Dr. Marple: I would not like to lose sight of the fact that this is one component of the overall management of allergic patients. Many otolaryngologists provide care for allergic patients, and manage them in their office. This is being taught in residency programs as mandated by ACGME. SLIT is one new tool in the overall management of allergic rhinitis, and is best incorporated into your practice after you’ve spent some time learning specifically about it. That being said, it’s relatively straightforward and not overly difficult. Also, patients benefit from it.
-Mary Morris, MD

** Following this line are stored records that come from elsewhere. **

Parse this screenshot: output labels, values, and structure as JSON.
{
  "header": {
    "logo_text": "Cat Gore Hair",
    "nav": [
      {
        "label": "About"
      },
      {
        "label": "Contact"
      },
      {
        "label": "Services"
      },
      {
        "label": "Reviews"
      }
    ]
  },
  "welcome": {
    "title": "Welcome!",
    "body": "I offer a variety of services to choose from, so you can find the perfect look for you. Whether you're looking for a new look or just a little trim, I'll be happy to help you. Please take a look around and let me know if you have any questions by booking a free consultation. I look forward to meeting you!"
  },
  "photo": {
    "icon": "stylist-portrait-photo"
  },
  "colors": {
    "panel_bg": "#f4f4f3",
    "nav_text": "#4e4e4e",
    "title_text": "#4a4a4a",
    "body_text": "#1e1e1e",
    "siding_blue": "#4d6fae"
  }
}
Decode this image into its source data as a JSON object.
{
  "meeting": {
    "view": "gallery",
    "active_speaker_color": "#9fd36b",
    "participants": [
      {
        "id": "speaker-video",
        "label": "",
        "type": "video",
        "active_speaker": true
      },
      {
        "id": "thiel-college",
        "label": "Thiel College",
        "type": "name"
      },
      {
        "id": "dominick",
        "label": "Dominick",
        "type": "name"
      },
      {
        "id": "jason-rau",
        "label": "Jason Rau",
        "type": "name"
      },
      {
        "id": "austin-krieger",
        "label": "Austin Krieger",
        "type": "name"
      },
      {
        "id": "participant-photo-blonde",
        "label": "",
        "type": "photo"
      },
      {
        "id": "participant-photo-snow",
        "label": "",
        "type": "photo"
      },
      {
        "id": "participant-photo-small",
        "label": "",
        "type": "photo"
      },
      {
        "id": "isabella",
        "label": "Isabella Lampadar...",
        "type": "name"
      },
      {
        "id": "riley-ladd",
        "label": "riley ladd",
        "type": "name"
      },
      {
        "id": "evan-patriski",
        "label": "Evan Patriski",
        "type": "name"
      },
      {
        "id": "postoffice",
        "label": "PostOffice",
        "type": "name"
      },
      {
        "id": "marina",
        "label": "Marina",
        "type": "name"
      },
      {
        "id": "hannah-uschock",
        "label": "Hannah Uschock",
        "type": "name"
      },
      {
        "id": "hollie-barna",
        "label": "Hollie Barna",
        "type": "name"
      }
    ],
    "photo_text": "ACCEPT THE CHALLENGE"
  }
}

Dr. Morris: The American Academy of Otolaryngic Allergy has a protocol and is teaching courses. Plus, courses are taught by private clinics and other associations. It shouldn’t be difficult to find training. The knowledge needed is quite similar to what you need to know for subcutaneous injection; it’s basically knowing how to mix up the treatment vials for the sublingual version.
How are patients selected for SLIT verses traditional IT?
Dr. Levine: Doctors should continue with the gold standard, which is injection therapy. At the same time, what I can tell you from my clinical experience of having done this now for about six years, is I think that this is an outstanding alternative for patients who would otherwise not want to go through injection immunotherapy. They can avoid the needles and the inconvenience of having to come into the office as much.
Dr. Marple: The overarching questions are: Does SLIT replace SCIT, does SLIT augment traditional treatment, or does it provide another option? We don’t yet have enough data to really differentiate which patients would really benefit from SCIT and who would be best served with SLIT. With my own patients, I inform them about each method of delivery. Then, I let the patients make the choice. Given a choice that is completely independent of reimbursement, I find patients almost uniformly prefer to go with SLIT.
How do you go about using SLIT?
Dr. Levine: In our practice, once the patient decides to use SLIT, we give the first dose in the office to make sure there’s no reaction. Then we give them enough solution for 12 weeks at a time. If they’re local, they stop in once every 12 weeks as we escalate the concentration of antigen and monitor their response. If they’re patients who are traveling long distances, we ship drops to them and have them stop in and see us when it’s convenient.
How does the off-label status affect the use of SLIT?
Dr. Marple: In reality, many treatments are used off-label. In otolaryngology, we’re forced on a very regular basis to treat diseases off -label. Consider chronic rhinosinusitis; there are no FDA-approved medical therapies available to physicians. Practitioners must resort to the off-label use of a variety of medications such as antibiotics, antifungals, and corticosteroids. It’s important to realize that all these medications have been approved for other uses by the FDA. Similarly, with SLIT, this is an off-label use of an already FDA-approved product.
Dr. Levine: Because it’s not being used in the way that was originally approved by the FDA, we call it off-label. But should that limit us from offering SLIT to our patients? Absolutely not. Twenty percent of the drugs that are prescribed in the United States today are off-label FDA drugs.
©2009 The Triological Society